Task statement
Please output every entry below exactly as written, leaving out any pictures.

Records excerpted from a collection
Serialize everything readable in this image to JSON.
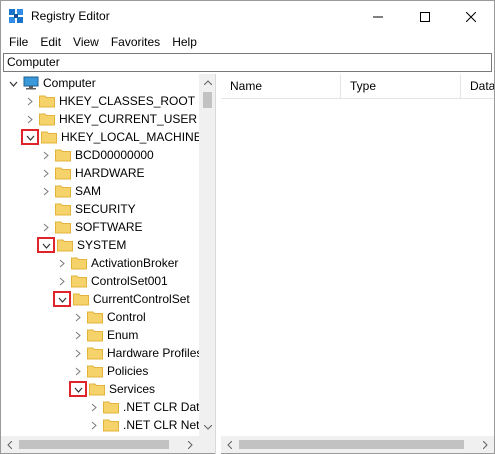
{
  "window": {
    "title": "Registry Editor",
    "controls": [
      "minimize",
      "maximize",
      "close"
    ]
  },
  "menu": {
    "items": [
      "File",
      "Edit",
      "View",
      "Favorites",
      "Help"
    ]
  },
  "address": {
    "value": "Computer"
  },
  "tree": {
    "items": [
      {
        "label": "Computer",
        "level": 0,
        "expander": "expanded-plain",
        "icon": "computer-icon",
        "highlighted": false
      },
      {
        "label": "HKEY_CLASSES_ROOT",
        "level": 1,
        "expander": "collapsed",
        "icon": "folder-icon",
        "highlighted": false
      },
      {
        "label": "HKEY_CURRENT_USER",
        "level": 1,
        "expander": "collapsed",
        "icon": "folder-icon",
        "highlighted": false
      },
      {
        "label": "HKEY_LOCAL_MACHINE",
        "level": 1,
        "expander": "expanded",
        "icon": "folder-icon",
        "highlighted": true
      },
      {
        "label": "BCD00000000",
        "level": 2,
        "expander": "collapsed",
        "icon": "folder-icon",
        "highlighted": false
      },
      {
        "label": "HARDWARE",
        "level": 2,
        "expander": "collapsed",
        "icon": "folder-icon",
        "highlighted": false
      },
      {
        "label": "SAM",
        "level": 2,
        "expander": "collapsed",
        "icon": "folder-icon",
        "highlighted": false
      },
      {
        "label": "SECURITY",
        "level": 2,
        "expander": "none",
        "icon": "folder-icon",
        "highlighted": false
      },
      {
        "label": "SOFTWARE",
        "level": 2,
        "expander": "collapsed",
        "icon": "folder-icon",
        "highlighted": false
      },
      {
        "label": "SYSTEM",
        "level": 2,
        "expander": "expanded",
        "icon": "folder-icon",
        "highlighted": true
      },
      {
        "label": "ActivationBroker",
        "level": 3,
        "expander": "collapsed",
        "icon": "folder-icon",
        "highlighted": false
      },
      {
        "label": "ControlSet001",
        "level": 3,
        "expander": "collapsed",
        "icon": "folder-icon",
        "highlighted": false
      },
      {
        "label": "CurrentControlSet",
        "level": 3,
        "expander": "expanded",
        "icon": "folder-icon",
        "highlighted": true
      },
      {
        "label": "Control",
        "level": 4,
        "expander": "collapsed",
        "icon": "folder-icon",
        "highlighted": false
      },
      {
        "label": "Enum",
        "level": 4,
        "expander": "collapsed",
        "icon": "folder-icon",
        "highlighted": false
      },
      {
        "label": "Hardware Profiles",
        "level": 4,
        "expander": "collapsed",
        "icon": "folder-icon",
        "highlighted": false
      },
      {
        "label": "Policies",
        "level": 4,
        "expander": "collapsed",
        "icon": "folder-icon",
        "highlighted": false
      },
      {
        "label": "Services",
        "level": 4,
        "expander": "expanded",
        "icon": "folder-icon",
        "highlighted": true
      },
      {
        "label": ".NET CLR Data",
        "level": 5,
        "expander": "collapsed",
        "icon": "folder-icon",
        "highlighted": false
      },
      {
        "label": ".NET CLR Netw",
        "level": 5,
        "expander": "collapsed",
        "icon": "folder-icon",
        "highlighted": false
      }
    ]
  },
  "list": {
    "columns": [
      "Name",
      "Type",
      "Data"
    ]
  },
  "colors": {
    "folder": "#f5d26a",
    "folder_dark": "#e2b43c",
    "highlight_box": "#e0242b",
    "app_icon": "#1a73c8"
  }
}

Solution
Serialize everything readable in this image to JSON.
{
  "window": {
    "title": "Registry Editor",
    "controls": [
      "minimize",
      "maximize",
      "close"
    ]
  },
  "menu": {
    "items": [
      "File",
      "Edit",
      "View",
      "Favorites",
      "Help"
    ]
  },
  "address": {
    "value": "Computer"
  },
  "tree": {
    "items": [
      {
        "label": "Computer",
        "level": 0,
        "expander": "expanded-plain",
        "icon": "computer-icon",
        "highlighted": false
      },
      {
        "label": "HKEY_CLASSES_ROOT",
        "level": 1,
        "expander": "collapsed",
        "icon": "folder-icon",
        "highlighted": false
      },
      {
        "label": "HKEY_CURRENT_USER",
        "level": 1,
        "expander": "collapsed",
        "icon": "folder-icon",
        "highlighted": false
      },
      {
        "label": "HKEY_LOCAL_MACHINE",
        "level": 1,
        "expander": "expanded",
        "icon": "folder-icon",
        "highlighted": true
      },
      {
        "label": "BCD00000000",
        "level": 2,
        "expander": "collapsed",
        "icon": "folder-icon",
        "highlighted": false
      },
      {
        "label": "HARDWARE",
        "level": 2,
        "expander": "collapsed",
        "icon": "folder-icon",
        "highlighted": false
      },
      {
        "label": "SAM",
        "level": 2,
        "expander": "collapsed",
        "icon": "folder-icon",
        "highlighted": false
      },
      {
        "label": "SECURITY",
        "level": 2,
        "expander": "none",
        "icon": "folder-icon",
        "highlighted": false
      },
      {
        "label": "SOFTWARE",
        "level": 2,
        "expander": "collapsed",
        "icon": "folder-icon",
        "highlighted": false
      },
      {
        "label": "SYSTEM",
        "level": 2,
        "expander": "expanded",
        "icon": "folder-icon",
        "highlighted": true
      },
      {
        "label": "ActivationBroker",
        "level": 3,
        "expander": "collapsed",
        "icon": "folder-icon",
        "highlighted": false
      },
      {
        "label": "ControlSet001",
        "level": 3,
        "expander": "collapsed",
        "icon": "folder-icon",
        "highlighted": false
      },
      {
        "label": "CurrentControlSet",
        "level": 3,
        "expander": "expanded",
        "icon": "folder-icon",
        "highlighted": true
      },
      {
        "label": "Control",
        "level": 4,
        "expander": "collapsed",
        "icon": "folder-icon",
        "highlighted": false
      },
      {
        "label": "Enum",
        "level": 4,
        "expander": "collapsed",
        "icon": "folder-icon",
        "highlighted": false
      },
      {
        "label": "Hardware Profiles",
        "level": 4,
        "expander": "collapsed",
        "icon": "folder-icon",
        "highlighted": false
      },
      {
        "label": "Policies",
        "level": 4,
        "expander": "collapsed",
        "icon": "folder-icon",
        "highlighted": false
      },
      {
        "label": "Services",
        "level": 4,
        "expander": "expanded",
        "icon": "folder-icon",
        "highlighted": true
      },
      {
        "label": ".NET CLR Data",
        "level": 5,
        "expander": "collapsed",
        "icon": "folder-icon",
        "highlighted": false
      },
      {
        "label": ".NET CLR Netw",
        "level": 5,
        "expander": "collapsed",
        "icon": "folder-icon",
        "highlighted": false
      }
    ]
  },
  "list": {
    "columns": [
      "Name",
      "Type",
      "Data"
    ]
  },
  "colors": {
    "folder": "#f5d26a",
    "folder_dark": "#e2b43c",
    "highlight_box": "#e0242b",
    "app_icon": "#1a73c8"
  }
}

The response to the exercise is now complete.